# why is index “a non-negative integer less than $2^{64}$” in the KDF for UMACs?

https://tools.ietf.org/html/rfc4418#section-3.2.1 describes the parameters for KDF as follows:

   Input:
K, string of length KEYLEN bytes.
index, a non-negative integer less than 2^64.
numbytes, a non-negative integer less than 2^64.


My question is... why is index defined as "a non-negative integer less than $$2^{64}$$ when the largest value that's ever passed to it is $$4$$?

It's called in the PDF function with a parameter of $$0$$:

  K' = KDF(K, 0, KEYLEN)


...and in the UHASH function the highest parameter that it ever goes to is $$4$$:

 //
// Define total key needed for all iterations using KDF.
// L1Key reuses most key material between iterations.
//
L1Key  = KDF(K, 1, 1024 + (iters - 1) * 16)
L2Key  = KDF(K, 2, iters * 24)
L3Key1 = KDF(K, 3, iters * 64)
L3Key2 = KDF(K, 4, iters * 4)


So why not say that it's an integer that can have a range between $$0$$ and $$4$$?

• If set to 4 then in the future one might need to update RFC4418? – kelalaka Aug 19 at 9:38

Because of this:

   T = uint2str(index, BLOCKLEN-8) || uint2str(i, 8)


uint2str obviously creates an encoding of an unsigned integer of at least 64 bits, given that the block size is at least 128 bits / 16 bytes. So for a 128 bit block size you can have a number between 0 (inclusive) and $$2^{64}$$ (exclusive) before you run out of bits.

It's a better question why numbytes is not below $$2^{64} \cdot 8$$ or $$2^{67}$$ as there is clearly some space left, how much depends on the block size. Of course, neither variable needs to go very high in practice, as this is a KDF, not a stream cipher. For the KDF to be secure, it is just important that $$T$$ is unique...

As I expected, I quickly found this quote to cement my suspicions:

In any case, BLOCKLEN must be at least 16 and a power of two.

although AES - and therefore a block size of 16 bytes / 128 bits - is assumed. So there you are: the index must be less than $$2^{64}$$ because that's all there is space for within this scheme.

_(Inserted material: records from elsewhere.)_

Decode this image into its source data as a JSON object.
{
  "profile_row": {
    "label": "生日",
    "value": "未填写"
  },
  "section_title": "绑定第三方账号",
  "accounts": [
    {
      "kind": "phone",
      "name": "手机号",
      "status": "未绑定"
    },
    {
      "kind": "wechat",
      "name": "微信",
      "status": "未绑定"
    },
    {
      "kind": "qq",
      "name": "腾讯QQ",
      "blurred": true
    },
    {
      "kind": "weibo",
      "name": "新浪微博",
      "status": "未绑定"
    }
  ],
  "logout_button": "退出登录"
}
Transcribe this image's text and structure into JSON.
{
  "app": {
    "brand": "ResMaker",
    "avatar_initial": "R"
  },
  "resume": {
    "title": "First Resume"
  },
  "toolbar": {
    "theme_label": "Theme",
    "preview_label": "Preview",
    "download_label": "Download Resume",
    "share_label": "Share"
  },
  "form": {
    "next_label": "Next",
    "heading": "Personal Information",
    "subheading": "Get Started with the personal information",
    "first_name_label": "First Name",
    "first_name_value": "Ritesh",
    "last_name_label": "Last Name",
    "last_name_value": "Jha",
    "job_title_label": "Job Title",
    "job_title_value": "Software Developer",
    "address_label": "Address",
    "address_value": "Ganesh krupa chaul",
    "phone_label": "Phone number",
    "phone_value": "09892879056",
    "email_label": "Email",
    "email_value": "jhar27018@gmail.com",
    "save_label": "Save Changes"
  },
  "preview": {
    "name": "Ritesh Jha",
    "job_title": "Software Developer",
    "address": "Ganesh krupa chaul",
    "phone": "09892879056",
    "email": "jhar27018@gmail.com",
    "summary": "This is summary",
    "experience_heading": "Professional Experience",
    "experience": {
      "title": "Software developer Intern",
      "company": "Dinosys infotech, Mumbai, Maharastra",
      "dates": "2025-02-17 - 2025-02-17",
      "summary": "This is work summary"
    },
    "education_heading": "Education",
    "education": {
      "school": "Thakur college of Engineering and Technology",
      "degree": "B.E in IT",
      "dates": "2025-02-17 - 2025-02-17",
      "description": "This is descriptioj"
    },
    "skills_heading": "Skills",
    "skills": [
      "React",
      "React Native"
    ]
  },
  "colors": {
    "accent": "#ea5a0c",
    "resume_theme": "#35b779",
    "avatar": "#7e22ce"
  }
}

Note that "str" usually refers to an octet string - also known as a byte array or simply a span of bytes in memory - in specifications such as this one.